Children who grow up with addiction and the relational trauma that surrounds it can carry the imprint of that pain for the rest of their lives.
'Twas the night before the holiday, when all through the house
Every creature was stirring, even the spouse;
Tossing and turning, sleepless with fear,
In hopes that there will be no family drama this year;
By Tian Dayton, Ph.D., TEP
there is a much larger story here. It’s the story of all of those mothers, fathers, sisters, brothers, aunts, uncles and cousins who care about and are concerned about this person who is abusing alcohol. And even closer to the bone it is about the partners and children of alcoholics and the day-to-day suffering that becomes their life.
So what happens to them?
Steve attended five different treatment centers in an effort to overcome his alcoholism. The Meadows is the program that finally worked for him.
He credits his recovery to the individualized care and treatment he received from the outstanding staff, and the courage and strength the gained along with his peers during group therapy.
If you’re struggling with alcoholism and multiple relapses, maybe it’s time to take a deeper look at what’s fueling your self-destructive behaviors. The Meadows programs start with a thorough clinical assessment by a team of professionals to uncover your underlying emotional trauma and any co-occurring conditions that may be complicating your recovery. We then develop an individualized treatment plan, just for you.
Call us today at 800-244-4949.
My name is Patty Evans, and I am Chief Marketing Officer for The Meadows.
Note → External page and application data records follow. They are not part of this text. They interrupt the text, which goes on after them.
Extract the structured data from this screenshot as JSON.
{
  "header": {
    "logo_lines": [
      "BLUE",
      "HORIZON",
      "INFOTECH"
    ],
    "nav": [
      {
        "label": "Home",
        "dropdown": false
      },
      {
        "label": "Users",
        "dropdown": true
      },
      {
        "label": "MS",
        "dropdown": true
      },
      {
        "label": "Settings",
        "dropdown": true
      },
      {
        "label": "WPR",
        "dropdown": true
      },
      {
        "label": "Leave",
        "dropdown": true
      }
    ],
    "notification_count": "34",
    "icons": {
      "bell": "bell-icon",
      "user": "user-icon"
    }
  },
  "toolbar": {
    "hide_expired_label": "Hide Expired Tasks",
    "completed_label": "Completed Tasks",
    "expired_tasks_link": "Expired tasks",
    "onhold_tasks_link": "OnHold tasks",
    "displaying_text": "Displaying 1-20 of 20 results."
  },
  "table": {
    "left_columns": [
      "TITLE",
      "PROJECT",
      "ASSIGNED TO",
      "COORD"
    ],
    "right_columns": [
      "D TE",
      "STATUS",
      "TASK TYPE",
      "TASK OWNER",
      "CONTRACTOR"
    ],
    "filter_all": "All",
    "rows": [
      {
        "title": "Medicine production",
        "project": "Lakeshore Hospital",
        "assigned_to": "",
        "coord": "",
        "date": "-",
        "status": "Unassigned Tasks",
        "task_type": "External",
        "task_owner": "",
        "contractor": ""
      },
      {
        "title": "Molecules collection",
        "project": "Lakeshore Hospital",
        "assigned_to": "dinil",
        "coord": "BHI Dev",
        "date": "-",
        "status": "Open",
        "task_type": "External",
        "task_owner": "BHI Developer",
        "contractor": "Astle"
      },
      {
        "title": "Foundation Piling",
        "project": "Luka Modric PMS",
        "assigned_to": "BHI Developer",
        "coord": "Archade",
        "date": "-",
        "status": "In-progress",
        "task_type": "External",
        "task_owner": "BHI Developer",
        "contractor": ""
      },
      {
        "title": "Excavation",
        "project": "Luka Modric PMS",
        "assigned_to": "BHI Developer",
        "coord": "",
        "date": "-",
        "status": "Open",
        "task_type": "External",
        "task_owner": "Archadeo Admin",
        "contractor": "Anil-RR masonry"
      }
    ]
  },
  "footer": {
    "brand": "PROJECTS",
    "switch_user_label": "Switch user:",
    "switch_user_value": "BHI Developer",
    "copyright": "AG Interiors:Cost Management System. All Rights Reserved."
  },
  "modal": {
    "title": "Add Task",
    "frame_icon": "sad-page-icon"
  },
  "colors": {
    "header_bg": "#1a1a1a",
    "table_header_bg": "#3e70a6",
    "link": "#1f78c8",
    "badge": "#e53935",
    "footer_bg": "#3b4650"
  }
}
Today I am in need of using this blog forum to express my thoughts, grief and personal actions to motivate us all to do something today.
Yesterday, I heard of the loss of actor, comedian, humanitarian, and father, Robin Williams— it saddened me greatly. I lived in Los Angeles during the rise of his career and watched a superstar evolve from the Comedy Store. I was moved significantly by his work in the movie Patch Adams. In a weird, round-about way, I was able to connect professionally with the real Patch Adams. As it turned out, I arranged for him to speak at an event for a group of highly regarded clinical professionals. The intention of this perhaps unconventional speaker to this group of mental health providers was to help everyone experience his life’s work related to the healing power of joy and laughter. In writing this, I do want to pay my respect to Mr. Williams’s family; however, that is not my full intention.
I am concerned about the impact of loss throughout our nation created by driving accidents related to alcoholism and addiction. Near my home town, on a Saturday night, a 22-year-old female decided to go for a drive to “clear her head” after a fight with her boyfriend. Her decision came after consuming three shots of tequila and three shots of rum along with beer. A very tragic decision. This young adult veered across the lane and struck another vehicle, killing two people and critically injuring a third. A 28-year-old mother of four was pronounced dead at the scene along with her father; her mother survived but was in critical condition. Their last moments were spent bowling together and talking about the new start their daughter would have with a new job starting that week. She, unfortunately, leaves behind four young children now.
So why am I writing this now? I want us all to get really concerned about these losses. I hope that we can keep this story alive for more than 48-hours on the local news. We all have young adults in our lives—please, let’s join together, be bold, and keep our conversations alive daily about the hazards of drinking and driving.
We all have a voice of influence, and my hope is that we will stand together and use our influence. It is not just about a couple beers or partying or that everyone is doing it. Unfortunately, this is the message most frequently heard by our young adults. Join me in spreading the message to every young adult we can reach today that driving and drinking is unacceptable—today, tomorrow and daily. Our efforts may just make a difference.